***This post is about suicide. It may not be appropriate for some readers.***
Suicide is a hard topic to talk or even think about. In my own struggle with suicidal thoughts, I would never say the word ‘suicide’. I was afraid and ashamed of this word, but fear and shame doesn’t stop attempts or thoughts nor do the phrases, ‘Don’t do it’ and ‘You have so much to live for.’
To friends reading, I am fine.
‘Don’t do it.’
When someone is experiencing suicidal ideation, I think one of the worst statements to say to that person is, ‘Don’t do it.’ Why? Well, this phrase can feel like a command or demand. My response would be, ‘Who are you to tell me what to do?’ Is such a response wrong? Perhaps. However, when someone’s in extreme pain or distress, the best approach isn’t commanding or demanding. Imagine breaking both legs and having someone respond by telling you to ‘Get up!’ That’s what saying ‘Don’t do it,’ can sound and feel like to a person wanting to commit suicide. You may not understand why someone wants to take their own life, but your understanding shouldn’t be a priority in that moment.
Suicide isn’t necessarily about wanting to die. In my experience, it’s more about wanting to end severe emotional or mental or physical pain and suffering.
‘You have so much to live for.’
‘But I don’t care.’ That’s my response to, ‘You have so much to live for.’ ‘I don’t care.’
Future plans and possibilities are negligible for someone experiencing suicidal ideation.

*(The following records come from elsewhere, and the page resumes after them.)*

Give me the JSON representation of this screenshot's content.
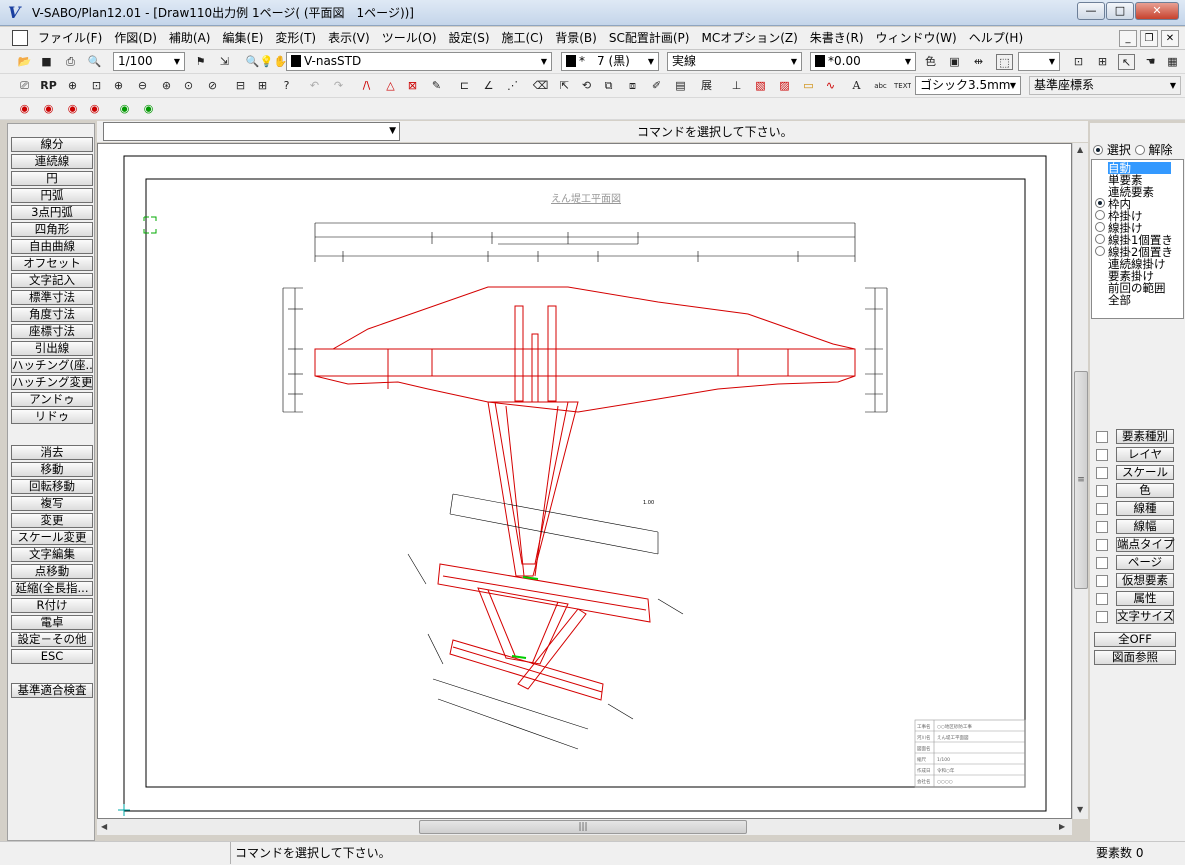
{
  "window": {
    "title": "V-SABO/Plan12.01  - [Draw110出力例 1ページ( (平面図　1ページ))]",
    "app_icon": "V"
  },
  "menu": [
    "ファイル(F)",
    "作図(D)",
    "補助(A)",
    "編集(E)",
    "変形(T)",
    "表示(V)",
    "ツール(O)",
    "設定(S)",
    "施工(C)",
    "背景(B)",
    "SC配置計画(P)",
    "MCオプション(Z)",
    "朱書き(R)",
    "ウィンドウ(W)",
    "ヘルプ(H)"
  ],
  "toolbar": {
    "scale": "1/100",
    "layer": "V-nasSTD",
    "color": "*　7 (黒)",
    "linetype": "実線",
    "linewidth": "*0.00",
    "color_label": "色",
    "font": "ゴシック3.5mm",
    "coord": "基準座標系",
    "rp": "RP",
    "ten": "展",
    "text_icon": "TEXT"
  },
  "command": {
    "placeholder": "",
    "message": "コマンドを選択して下さい。"
  },
  "left_buttons": [
    "線分",
    "連続線",
    "円",
    "円弧",
    "3点円弧",
    "四角形",
    "自由曲線",
    "オフセット",
    "文字記入",
    "標準寸法",
    "角度寸法",
    "座標寸法",
    "引出線",
    "ハッチング(座...",
    "ハッチング変更",
    "アンドゥ",
    "リドゥ",
    "消去",
    "移動",
    "回転移動",
    "複写",
    "変更",
    "スケール変更",
    "文字編集",
    "点移動",
    "延縮(全長指...",
    "R付け",
    "電卓",
    "設定－その他",
    "ESC",
    "基準適合検査"
  ],
  "right_panel": {
    "mode_select": "選択",
    "mode_cancel": "解除",
    "select_items": [
      "自動",
      "単要素",
      "連続要素",
      "枠内",
      "枠掛け",
      "線掛け",
      "線掛1個置き",
      "線掛2個置き",
      "連続線掛け",
      "要素掛け",
      "前回の範囲",
      "全部"
    ],
    "filters": [
      "要素種別",
      "レイヤ",
      "スケール",
      "色",
      "線種",
      "線幅",
      "端点タイプ",
      "ページ",
      "仮想要素",
      "属性",
      "文字サイズ"
    ],
    "all_off": "全OFF",
    "drawing_ref": "図面参照"
  },
  "drawing": {
    "title": "えん堤工平面図",
    "colors": {
      "structure": "#d40000",
      "dims": "#000000",
      "accent": "#00cc00"
    },
    "title_block": [
      "工事名",
      "河川名",
      "図面名",
      "縮尺",
      "作成日",
      "会社名"
    ],
    "title_block_values": [
      "○○地区砂防工事",
      "えん堤工平面図",
      "1/100",
      "令和○年",
      "○○○○"
    ]
  },
  "status": {
    "message": "コマンドを選択して下さい。",
    "element_count": "要素数  0"
  }
}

In that moment, you want to end your suffering. That’s it. ‘You have so much to live for,’ might resonate with a teenager but to someone 58 years of age, it may not make the same impression. When I was having suicidal thoughts, I couldn’t see the future. No one was going to convince me there was anything to see. Not being able to see a future intensified my distress. I thought, ‘Why be here if there’s nothing else?’
What should I say?
I’m not sure. Perhaps nothing but definitely not, ‘Don’t do it,’ or ‘You have so much to live for.’
Whenever I’ve wanted to commit suicide AND told someone so, I think I wanted compassion not answers and speeches but compassion (genuine concern for my suffering). When any of us goes through difficult times, it seems the things we want and need most are care and support—someone to hear and help bear the load.
They Mayo Clinic’s What to do When someone is suicidal, provides good pointers on things we can do if we encounter someone who is suicidal. If you’re not sure or don’t feel comfortable, dial the National Suicide Prevention Hotline (1-800-273-8255), put the phone on speaker and just be there with the person.
Background Music: Leslie Odom Jr. Without You